#### Problem requirements
Only a number is wanted here: how many lines in the records below contain the string "Kirurgisk".

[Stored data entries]
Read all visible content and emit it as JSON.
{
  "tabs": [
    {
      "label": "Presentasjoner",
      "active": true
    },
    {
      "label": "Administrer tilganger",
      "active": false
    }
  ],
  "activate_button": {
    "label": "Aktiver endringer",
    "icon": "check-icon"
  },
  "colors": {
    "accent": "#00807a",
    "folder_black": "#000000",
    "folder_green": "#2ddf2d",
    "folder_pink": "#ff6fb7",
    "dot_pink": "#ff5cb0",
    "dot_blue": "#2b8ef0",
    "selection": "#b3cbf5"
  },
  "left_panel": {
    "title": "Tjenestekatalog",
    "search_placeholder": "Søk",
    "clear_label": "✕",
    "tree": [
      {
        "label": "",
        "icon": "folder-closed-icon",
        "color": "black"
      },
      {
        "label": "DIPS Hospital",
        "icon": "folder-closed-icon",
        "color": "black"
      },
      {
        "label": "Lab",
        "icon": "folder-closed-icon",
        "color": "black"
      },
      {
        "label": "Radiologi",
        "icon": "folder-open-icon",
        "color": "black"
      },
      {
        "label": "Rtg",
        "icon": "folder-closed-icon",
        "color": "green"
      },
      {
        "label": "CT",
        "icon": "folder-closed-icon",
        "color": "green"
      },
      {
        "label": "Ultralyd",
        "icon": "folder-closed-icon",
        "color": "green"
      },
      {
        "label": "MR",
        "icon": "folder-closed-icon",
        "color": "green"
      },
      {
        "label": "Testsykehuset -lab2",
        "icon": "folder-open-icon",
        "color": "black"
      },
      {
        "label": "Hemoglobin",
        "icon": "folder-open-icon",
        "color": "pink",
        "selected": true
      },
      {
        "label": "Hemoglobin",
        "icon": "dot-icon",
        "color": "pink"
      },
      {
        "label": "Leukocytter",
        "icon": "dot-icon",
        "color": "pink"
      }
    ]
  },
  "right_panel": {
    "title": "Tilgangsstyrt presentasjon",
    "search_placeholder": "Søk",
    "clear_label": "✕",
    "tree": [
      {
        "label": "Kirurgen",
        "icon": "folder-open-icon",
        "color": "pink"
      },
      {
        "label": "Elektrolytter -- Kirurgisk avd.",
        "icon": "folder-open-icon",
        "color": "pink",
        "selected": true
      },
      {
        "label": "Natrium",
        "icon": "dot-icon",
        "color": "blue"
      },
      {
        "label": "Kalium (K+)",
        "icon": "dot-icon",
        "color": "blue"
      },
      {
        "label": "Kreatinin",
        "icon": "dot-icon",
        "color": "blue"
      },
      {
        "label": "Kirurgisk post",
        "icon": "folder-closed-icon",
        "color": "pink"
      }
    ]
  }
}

#### Answer box
2